EXERCISE MATERIAL:
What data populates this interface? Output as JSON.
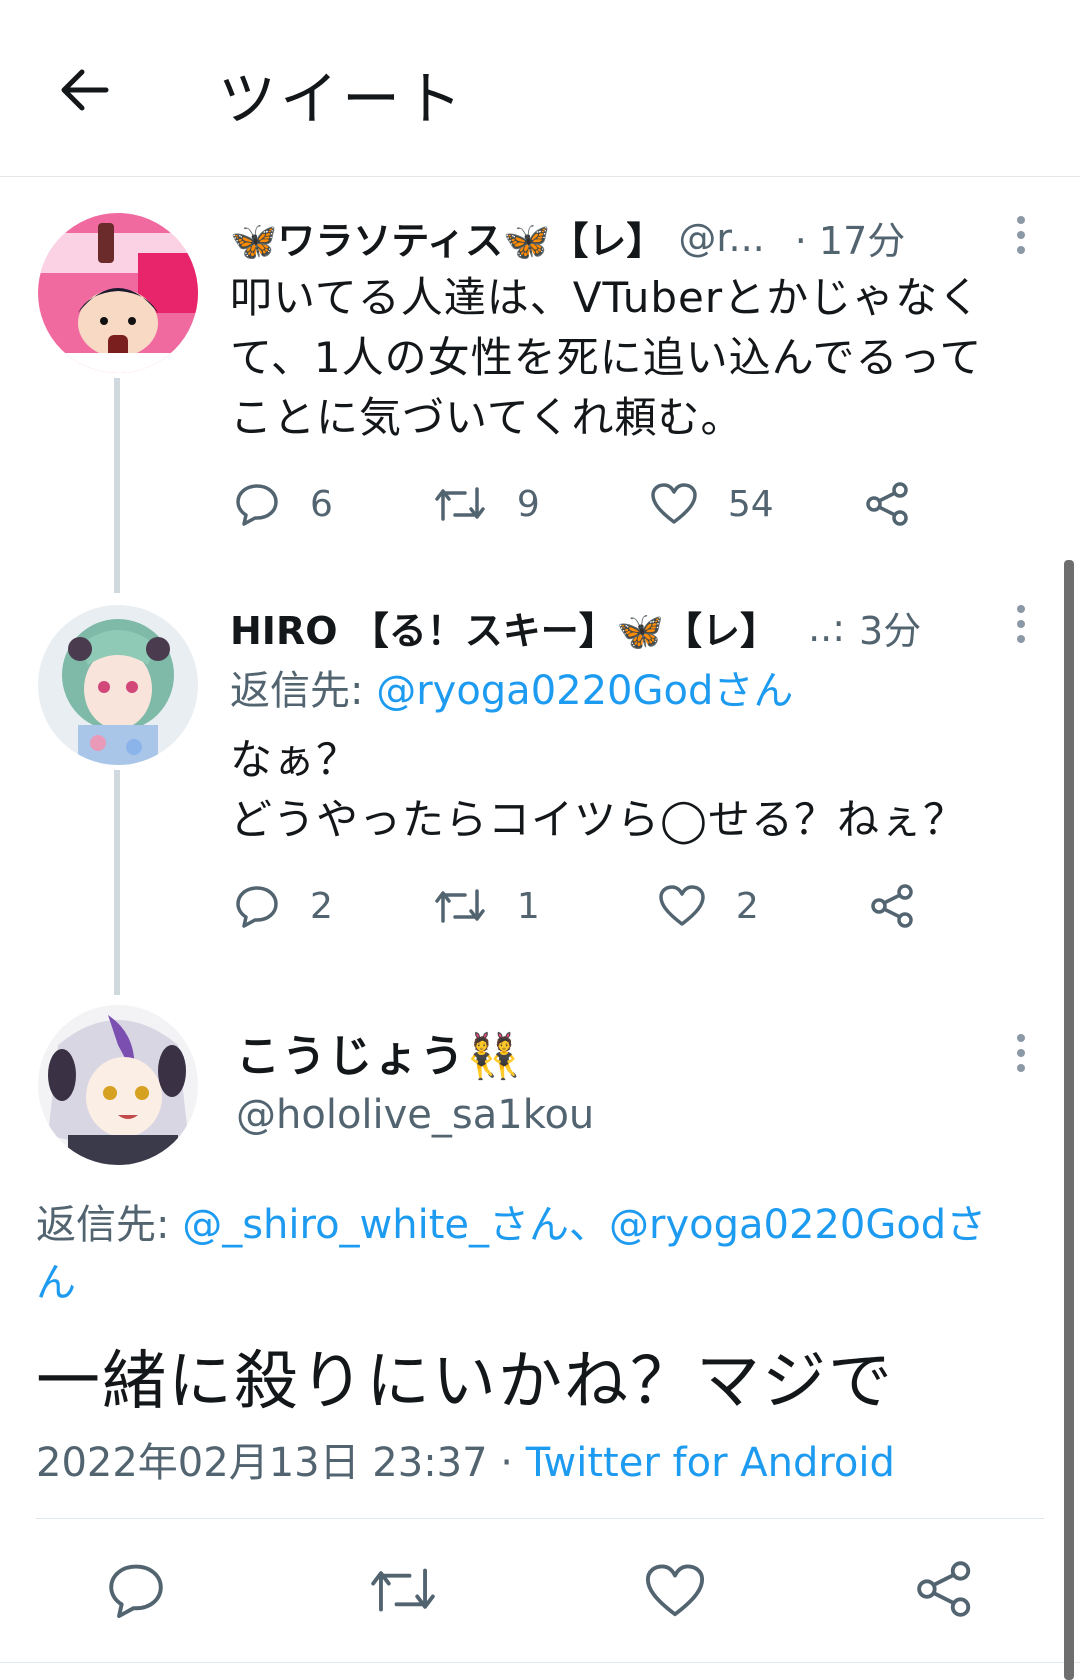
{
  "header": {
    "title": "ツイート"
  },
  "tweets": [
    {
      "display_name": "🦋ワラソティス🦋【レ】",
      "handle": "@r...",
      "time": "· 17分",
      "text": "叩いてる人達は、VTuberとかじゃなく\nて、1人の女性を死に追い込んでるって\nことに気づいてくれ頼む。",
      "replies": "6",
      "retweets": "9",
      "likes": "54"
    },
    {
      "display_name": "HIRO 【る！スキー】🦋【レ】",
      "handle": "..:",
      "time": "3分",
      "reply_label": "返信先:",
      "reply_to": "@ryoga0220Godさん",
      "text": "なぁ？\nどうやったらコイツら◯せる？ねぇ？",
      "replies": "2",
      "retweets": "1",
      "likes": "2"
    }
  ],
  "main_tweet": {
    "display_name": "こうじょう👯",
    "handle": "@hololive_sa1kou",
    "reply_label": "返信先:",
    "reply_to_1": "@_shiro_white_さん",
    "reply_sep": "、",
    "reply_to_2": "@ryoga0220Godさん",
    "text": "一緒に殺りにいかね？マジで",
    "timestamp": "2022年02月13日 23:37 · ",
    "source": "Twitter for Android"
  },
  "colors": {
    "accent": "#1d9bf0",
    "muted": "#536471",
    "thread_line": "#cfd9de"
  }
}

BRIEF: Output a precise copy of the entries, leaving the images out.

SOLUTION:
What data populates this interface? Output as JSON.
{
  "header": {
    "title": "ツイート"
  },
  "tweets": [
    {
      "display_name": "🦋ワラソティス🦋【レ】",
      "handle": "@r...",
      "time": "· 17分",
      "text": "叩いてる人達は、VTuberとかじゃなく\nて、1人の女性を死に追い込んでるって\nことに気づいてくれ頼む。",
      "replies": "6",
      "retweets": "9",
      "likes": "54"
    },
    {
      "display_name": "HIRO 【る！スキー】🦋【レ】",
      "handle": "..:",
      "time": "3分",
      "reply_label": "返信先:",
      "reply_to": "@ryoga0220Godさん",
      "text": "なぁ？\nどうやったらコイツら◯せる？ねぇ？",
      "replies": "2",
      "retweets": "1",
      "likes": "2"
    }
  ],
  "main_tweet": {
    "display_name": "こうじょう👯",
    "handle": "@hololive_sa1kou",
    "reply_label": "返信先:",
    "reply_to_1": "@_shiro_white_さん",
    "reply_sep": "、",
    "reply_to_2": "@ryoga0220Godさん",
    "text": "一緒に殺りにいかね？マジで",
    "timestamp": "2022年02月13日 23:37 · ",
    "source": "Twitter for Android"
  },
  "colors": {
    "accent": "#1d9bf0",
    "muted": "#536471",
    "thread_line": "#cfd9de"
  }
}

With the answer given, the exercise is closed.